From the mind of George Lucas and based upon Shakespeare’s A Midsummer Night’s Dream, Strange Magic is a classically-routed, universally-recognisable story of good vs. evil in a fantasy realm populated by cute and crazy CGI creatures – Star Wars for girls, as George has previously stated – but with songs and a rather barefaced message about the virtues of true love conquering all.
But as simple as the message may be, the plot is altogether muddlier (much like the SW prequels, albeit with less trade n’ tax), comprising a busy cast each with clashing agendas. On the side of the light there is broken-hearted fairy princess Marianne (Evan Rachel Wood) who has sworn off love, despite the best attempts of her father, the Fairy King (Alfred Molina). Her sister, Dawn (Meredith Ann Bull), meanwhile, is happy to give her heart to ANY man, yet is oblivious to the affections of her BFF, Sunny (Elijah Kelley).
In the neighbouring kingdom of the Dark Forest, the prickly Bog King (Alan Cumming) has captured the Sugar Plum Fairy (Kristin Chenoweth) and ordered the destruction of all primrose bushes in an attempt to eradicate the concoction of any love potion, all the while resisting the meddling of his matchmaking mother, Griselda (A Very Murray Christmas’s Maya Rudolf).

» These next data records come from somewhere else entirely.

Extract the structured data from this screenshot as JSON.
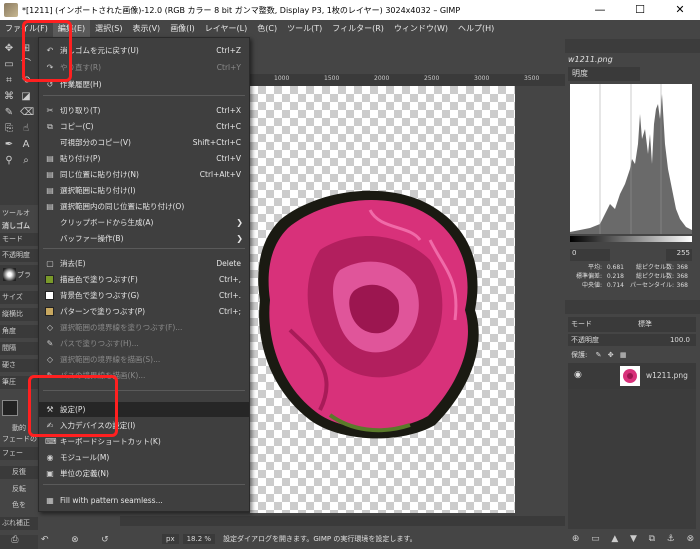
{
  "window": {
    "title": "*[1211] (インポートされた画像)-12.0 (RGB カラー 8 bit ガンマ整数, Display P3, 1枚のレイヤー) 3024x4032 – GIMP",
    "minimize": "—",
    "maximize": "☐",
    "close": "✕"
  },
  "menubar": [
    {
      "label": "ファイル(F)"
    },
    {
      "label": "編集(E)"
    },
    {
      "label": "選択(S)"
    },
    {
      "label": "表示(V)"
    },
    {
      "label": "画像(I)"
    },
    {
      "label": "レイヤー(L)"
    },
    {
      "label": "色(C)"
    },
    {
      "label": "ツール(T)"
    },
    {
      "label": "フィルター(R)"
    },
    {
      "label": "ウィンドウ(W)"
    },
    {
      "label": "ヘルプ(H)"
    }
  ],
  "edit_menu": [
    {
      "label": "消しゴムを元に戻す(U)",
      "shortcut": "Ctrl+Z",
      "icon": "undo-icon",
      "glyph": "↶",
      "disabled": false
    },
    {
      "label": "やり直す(R)",
      "shortcut": "Ctrl+Y",
      "icon": "redo-icon",
      "glyph": "↷",
      "disabled": true
    },
    {
      "label": "作業履歴(H)",
      "shortcut": "",
      "icon": "history-icon",
      "glyph": "↺",
      "disabled": false
    },
    {
      "label": "切り取り(T)",
      "shortcut": "Ctrl+X",
      "icon": "cut-icon",
      "glyph": "✂",
      "disabled": false
    },
    {
      "label": "コピー(C)",
      "shortcut": "Ctrl+C",
      "icon": "copy-icon",
      "glyph": "⧉",
      "disabled": false
    },
    {
      "label": "可視部分のコピー(V)",
      "shortcut": "Shift+Ctrl+C",
      "icon": "",
      "glyph": "",
      "disabled": false
    },
    {
      "label": "貼り付け(P)",
      "shortcut": "Ctrl+V",
      "icon": "paste-icon",
      "glyph": "▤",
      "disabled": false
    },
    {
      "label": "同じ位置に貼り付け(N)",
      "shortcut": "Ctrl+Alt+V",
      "icon": "paste-in-place-icon",
      "glyph": "▤",
      "disabled": false
    },
    {
      "label": "選択範囲に貼り付け(I)",
      "shortcut": "",
      "icon": "paste-into-icon",
      "glyph": "▤",
      "disabled": false
    },
    {
      "label": "選択範囲内の同じ位置に貼り付け(O)",
      "shortcut": "",
      "icon": "paste-into-in-place-icon",
      "glyph": "▤",
      "disabled": false
    },
    {
      "label": "クリップボードから生成(A)",
      "shortcut": "",
      "icon": "",
      "glyph": "",
      "disabled": false,
      "submenu": true
    },
    {
      "label": "バッファー操作(B)",
      "shortcut": "",
      "icon": "",
      "glyph": "",
      "disabled": false,
      "submenu": true
    },
    {
      "label": "消去(E)",
      "shortcut": "Delete",
      "icon": "clear-icon",
      "glyph": "▢",
      "disabled": false
    },
    {
      "label": "描画色で塗りつぶす(F)",
      "shortcut": "Ctrl+,",
      "icon": "",
      "swatch": "#7a9a2a",
      "disabled": false
    },
    {
      "label": "背景色で塗りつぶす(G)",
      "shortcut": "Ctrl+.",
      "icon": "",
      "swatch": "#ffffff",
      "disabled": false
    },
    {
      "label": "パターンで塗りつぶす(P)",
      "shortcut": "Ctrl+;",
      "icon": "",
      "swatch": "#c8a860",
      "disabled": false
    },
    {
      "label": "選択範囲の境界線を塗りつぶす(F)...",
      "shortcut": "",
      "icon": "fill-selection-outline-icon",
      "glyph": "◇",
      "disabled": true
    },
    {
      "label": "パスで塗りつぶす(H)...",
      "shortcut": "",
      "icon": "fill-path-icon",
      "glyph": "✎",
      "disabled": true
    },
    {
      "label": "選択範囲の境界線を描画(S)...",
      "shortcut": "",
      "icon": "stroke-selection-icon",
      "glyph": "◇",
      "disabled": true
    },
    {
      "label": "パスの境界線を描画(K)...",
      "shortcut": "",
      "icon": "stroke-path-icon",
      "glyph": "✎",
      "disabled": true
    },
    {
      "label": "設定(P)",
      "shortcut": "",
      "icon": "preferences-icon",
      "glyph": "⚒",
      "disabled": false,
      "highlight": true
    },
    {
      "label": "入力デバイスの設定(I)",
      "shortcut": "",
      "icon": "input-devices-icon",
      "glyph": "✍",
      "disabled": false
    },
    {
      "label": "キーボードショートカット(K)",
      "shortcut": "",
      "icon": "keyboard-icon",
      "glyph": "⌨",
      "disabled": false
    },
    {
      "label": "モジュール(M)",
      "shortcut": "",
      "icon": "modules-icon",
      "glyph": "◉",
      "disabled": false
    },
    {
      "label": "単位の定義(N)",
      "shortcut": "",
      "icon": "units-icon",
      "glyph": "▣",
      "disabled": false
    },
    {
      "label": "Fill with pattern seamless...",
      "shortcut": "",
      "icon": "pattern-icon",
      "glyph": "▦",
      "disabled": false
    }
  ],
  "toolbox": {
    "options_title": "ツールオ",
    "tool_name": "消しゴム",
    "mode_label": "モード",
    "opacity_label": "不透明度",
    "brush_label": "ブラ",
    "size_label": "サイズ",
    "ratio_label": "縦横比",
    "angle_label": "角度",
    "spacing_label": "間隔",
    "hardness_label": "硬さ",
    "force_label": "筆圧",
    "dynamics_label": "動的",
    "fade_label": "フェードの",
    "fade_value": "フェー",
    "reverse_label": "反復",
    "reverse2_label": "反転",
    "color_label": "色を",
    "smooth_label": "ぶれ補正"
  },
  "canvas": {
    "ruler_labels": [
      "1000",
      "1500",
      "2000",
      "2500",
      "3000",
      "3500"
    ],
    "unit": "px",
    "zoom": "18.2 %",
    "status_message": "設定ダイアログを開きます。GIMP の実行環境を設定します。"
  },
  "histogram_panel": {
    "title": "w1211.png",
    "channel": "明度",
    "range_min": "0",
    "range_max": "255",
    "stats": [
      {
        "label": "平均:",
        "value": "0.681",
        "label2": "総ピクセル数:",
        "value2": "368"
      },
      {
        "label": "標準偏差:",
        "value": "0.218",
        "label2": "総ピクセル数:",
        "value2": "368"
      },
      {
        "label": "中央値:",
        "value": "0.714",
        "label2": "パーセンタイル:",
        "value2": "368"
      }
    ]
  },
  "layers_panel": {
    "mode_label": "モード",
    "mode_value": "標準",
    "opacity_label": "不透明度",
    "opacity_value": "100.0",
    "lock_label": "保護:",
    "layer_name": "w1211.png"
  }
}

Before the impending Spring Ball where Dawn hopes to find a groom, lovelorn Sunny sets off into enemy territory to retrieve some primrose petals and rescue the imprisoned SPF to create a fresh batch of potion, tailed by a scrappy mouse-like imp (Brenda Chapman) who may not be either as sweet or naïve as they look…
Much like the less-than-simple plot, the songs are an ambitious inclusion. The soundtrack comprises a mixed bag of old and new; modern and classic – from Kelly Clarkson and the Black Eyed Peas to Elvis – some instantly recognisable, others mashed-up into medleys or remixed to suit the characters singing them. Some worked well (Lady Gaga’s “Bad Romance” is brilliant as the bog army’s marching theme), garnering a grin of recognition or a tap of the foot, while some felt forced for commercial appeal and too inauthentic in the film’s whimsical universe.
Ultimately, the main issue I had with Strange Magic is its uneven tone. This is for a young audience who will sing along with the remixed soundtrack; laugh at the manic imp and bumbling elf; be in awe of the magical fairies and scared by the evil cronies. So it seems somewhat incongruous to flit from such universal child-friendly accommodations, to a philandering knight (Sam Palladio) cheating on his wife-to-be by snogging another fairy, while a father is concerned for the chastity of his daughter who he openly admits is worryingly flirtatious with all men. While not outright sordid, these concepts are a little beyond the age group the rest of the film aims for.
As the tagline rather ironically states: “Everyone deserves to be loved”. Hopefully one day this “little” Lucas production will find an audience who fall in love with it – flaws and all – even if Disney are too busy in a galaxy far, far away to sell it to you…
CR@B’s Claw Score: